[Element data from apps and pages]
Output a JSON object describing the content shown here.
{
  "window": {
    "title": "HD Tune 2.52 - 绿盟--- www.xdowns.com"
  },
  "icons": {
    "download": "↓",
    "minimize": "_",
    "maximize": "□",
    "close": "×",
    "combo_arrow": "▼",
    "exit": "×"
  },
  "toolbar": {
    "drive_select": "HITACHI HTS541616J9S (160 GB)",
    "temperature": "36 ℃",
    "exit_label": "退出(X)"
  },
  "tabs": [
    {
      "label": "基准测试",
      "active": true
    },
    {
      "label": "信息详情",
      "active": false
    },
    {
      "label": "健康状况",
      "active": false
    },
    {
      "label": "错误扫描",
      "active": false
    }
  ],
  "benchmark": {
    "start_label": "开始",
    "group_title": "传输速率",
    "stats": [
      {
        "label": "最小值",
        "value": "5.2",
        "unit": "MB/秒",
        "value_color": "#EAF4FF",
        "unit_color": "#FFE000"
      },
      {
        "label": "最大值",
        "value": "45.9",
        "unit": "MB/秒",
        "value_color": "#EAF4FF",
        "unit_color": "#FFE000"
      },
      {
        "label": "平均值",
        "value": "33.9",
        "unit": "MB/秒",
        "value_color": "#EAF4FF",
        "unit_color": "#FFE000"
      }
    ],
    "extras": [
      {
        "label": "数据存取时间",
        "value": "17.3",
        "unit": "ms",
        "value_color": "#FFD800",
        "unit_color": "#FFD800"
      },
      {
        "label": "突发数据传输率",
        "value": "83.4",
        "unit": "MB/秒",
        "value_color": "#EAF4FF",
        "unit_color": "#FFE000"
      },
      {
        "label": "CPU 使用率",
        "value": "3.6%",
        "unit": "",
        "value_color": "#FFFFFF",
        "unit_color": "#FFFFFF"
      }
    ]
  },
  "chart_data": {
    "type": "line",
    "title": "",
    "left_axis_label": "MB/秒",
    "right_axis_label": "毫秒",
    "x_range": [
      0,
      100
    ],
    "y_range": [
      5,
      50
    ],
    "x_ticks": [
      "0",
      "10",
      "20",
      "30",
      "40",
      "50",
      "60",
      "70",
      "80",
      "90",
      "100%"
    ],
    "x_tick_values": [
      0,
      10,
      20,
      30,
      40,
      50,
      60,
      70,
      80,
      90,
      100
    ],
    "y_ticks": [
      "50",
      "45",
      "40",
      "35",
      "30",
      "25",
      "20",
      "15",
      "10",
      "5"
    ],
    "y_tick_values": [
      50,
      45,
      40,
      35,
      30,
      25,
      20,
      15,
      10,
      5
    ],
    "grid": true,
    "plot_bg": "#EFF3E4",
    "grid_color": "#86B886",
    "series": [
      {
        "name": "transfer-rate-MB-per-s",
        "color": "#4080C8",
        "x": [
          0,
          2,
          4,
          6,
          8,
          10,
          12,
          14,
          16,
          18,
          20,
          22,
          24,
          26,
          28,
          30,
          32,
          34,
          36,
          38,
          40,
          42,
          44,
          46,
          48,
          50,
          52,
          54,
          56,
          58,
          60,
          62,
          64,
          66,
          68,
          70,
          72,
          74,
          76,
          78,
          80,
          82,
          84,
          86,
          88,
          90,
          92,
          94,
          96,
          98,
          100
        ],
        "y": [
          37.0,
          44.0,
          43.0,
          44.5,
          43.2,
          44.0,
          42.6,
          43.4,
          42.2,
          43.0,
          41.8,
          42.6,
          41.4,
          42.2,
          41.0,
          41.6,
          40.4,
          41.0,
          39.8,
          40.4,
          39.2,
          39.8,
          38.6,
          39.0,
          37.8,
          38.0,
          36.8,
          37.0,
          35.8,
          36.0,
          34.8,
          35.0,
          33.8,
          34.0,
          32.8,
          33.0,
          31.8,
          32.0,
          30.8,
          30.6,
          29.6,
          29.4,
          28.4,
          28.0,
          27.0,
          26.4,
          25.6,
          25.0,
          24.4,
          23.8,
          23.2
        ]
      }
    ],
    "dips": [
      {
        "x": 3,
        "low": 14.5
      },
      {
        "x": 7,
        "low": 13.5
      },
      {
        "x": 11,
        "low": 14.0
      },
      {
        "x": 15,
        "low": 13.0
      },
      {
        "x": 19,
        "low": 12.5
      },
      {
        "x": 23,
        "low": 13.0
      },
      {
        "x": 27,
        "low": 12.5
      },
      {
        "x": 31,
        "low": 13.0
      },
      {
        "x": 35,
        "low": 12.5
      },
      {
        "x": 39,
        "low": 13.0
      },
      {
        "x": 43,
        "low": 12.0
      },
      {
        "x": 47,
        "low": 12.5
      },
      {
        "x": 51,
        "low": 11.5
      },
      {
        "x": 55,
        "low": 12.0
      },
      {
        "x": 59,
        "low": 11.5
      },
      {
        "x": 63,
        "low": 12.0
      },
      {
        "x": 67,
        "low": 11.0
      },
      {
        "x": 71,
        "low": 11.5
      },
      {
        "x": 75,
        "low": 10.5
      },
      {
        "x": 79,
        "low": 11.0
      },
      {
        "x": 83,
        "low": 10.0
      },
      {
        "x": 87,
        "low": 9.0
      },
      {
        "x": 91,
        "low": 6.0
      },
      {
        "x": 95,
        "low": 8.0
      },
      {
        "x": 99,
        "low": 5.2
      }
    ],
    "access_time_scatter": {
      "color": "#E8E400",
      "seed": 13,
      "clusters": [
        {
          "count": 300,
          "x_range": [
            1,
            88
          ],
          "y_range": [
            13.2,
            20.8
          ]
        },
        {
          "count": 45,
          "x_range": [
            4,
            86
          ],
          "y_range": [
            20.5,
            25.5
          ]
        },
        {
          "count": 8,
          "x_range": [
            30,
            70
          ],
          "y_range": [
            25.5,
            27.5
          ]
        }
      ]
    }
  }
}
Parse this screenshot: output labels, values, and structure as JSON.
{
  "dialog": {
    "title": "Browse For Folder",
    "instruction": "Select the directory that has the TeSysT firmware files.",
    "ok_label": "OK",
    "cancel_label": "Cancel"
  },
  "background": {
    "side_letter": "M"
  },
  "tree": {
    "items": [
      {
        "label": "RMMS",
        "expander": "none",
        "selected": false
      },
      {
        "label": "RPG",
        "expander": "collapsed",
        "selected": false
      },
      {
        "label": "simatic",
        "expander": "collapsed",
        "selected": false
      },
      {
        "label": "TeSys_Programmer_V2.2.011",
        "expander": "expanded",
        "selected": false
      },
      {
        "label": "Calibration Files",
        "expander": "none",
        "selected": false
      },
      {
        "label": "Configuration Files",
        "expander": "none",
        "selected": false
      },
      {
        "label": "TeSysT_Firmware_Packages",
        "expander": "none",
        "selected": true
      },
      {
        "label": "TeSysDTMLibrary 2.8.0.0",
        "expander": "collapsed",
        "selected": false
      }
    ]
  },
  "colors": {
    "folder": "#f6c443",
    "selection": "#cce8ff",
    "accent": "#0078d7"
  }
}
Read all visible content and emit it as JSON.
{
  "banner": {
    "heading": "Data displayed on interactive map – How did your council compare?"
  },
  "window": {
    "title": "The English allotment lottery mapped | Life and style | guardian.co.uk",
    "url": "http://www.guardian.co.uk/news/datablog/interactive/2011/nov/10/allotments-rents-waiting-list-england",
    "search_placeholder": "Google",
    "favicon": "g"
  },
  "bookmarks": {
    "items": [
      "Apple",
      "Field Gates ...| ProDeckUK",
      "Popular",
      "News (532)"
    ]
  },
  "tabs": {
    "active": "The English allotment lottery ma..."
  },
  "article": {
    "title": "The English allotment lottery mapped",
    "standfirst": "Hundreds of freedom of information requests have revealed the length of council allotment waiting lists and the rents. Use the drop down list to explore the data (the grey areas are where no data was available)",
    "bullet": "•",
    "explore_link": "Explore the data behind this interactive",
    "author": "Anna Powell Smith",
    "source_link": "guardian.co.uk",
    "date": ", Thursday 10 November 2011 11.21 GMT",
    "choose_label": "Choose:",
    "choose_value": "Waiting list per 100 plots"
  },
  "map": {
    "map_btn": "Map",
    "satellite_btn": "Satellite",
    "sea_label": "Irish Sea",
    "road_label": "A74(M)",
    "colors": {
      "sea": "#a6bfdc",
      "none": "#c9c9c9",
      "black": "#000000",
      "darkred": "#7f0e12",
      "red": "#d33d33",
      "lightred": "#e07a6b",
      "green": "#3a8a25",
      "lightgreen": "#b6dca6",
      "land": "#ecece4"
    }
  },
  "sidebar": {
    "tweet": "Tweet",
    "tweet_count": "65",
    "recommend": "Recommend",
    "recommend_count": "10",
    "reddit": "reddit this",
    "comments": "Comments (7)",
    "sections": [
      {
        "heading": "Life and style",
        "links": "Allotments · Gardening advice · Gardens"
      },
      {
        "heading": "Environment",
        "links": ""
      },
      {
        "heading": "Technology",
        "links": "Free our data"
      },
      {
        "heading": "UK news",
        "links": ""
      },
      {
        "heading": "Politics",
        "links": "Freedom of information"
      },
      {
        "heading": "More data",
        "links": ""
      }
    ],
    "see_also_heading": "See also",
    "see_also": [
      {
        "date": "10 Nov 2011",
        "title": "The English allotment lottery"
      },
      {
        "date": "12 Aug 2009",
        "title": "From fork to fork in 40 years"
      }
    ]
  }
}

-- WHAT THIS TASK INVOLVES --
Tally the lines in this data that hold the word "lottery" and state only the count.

-- RESULT FOR THIS TASK --
4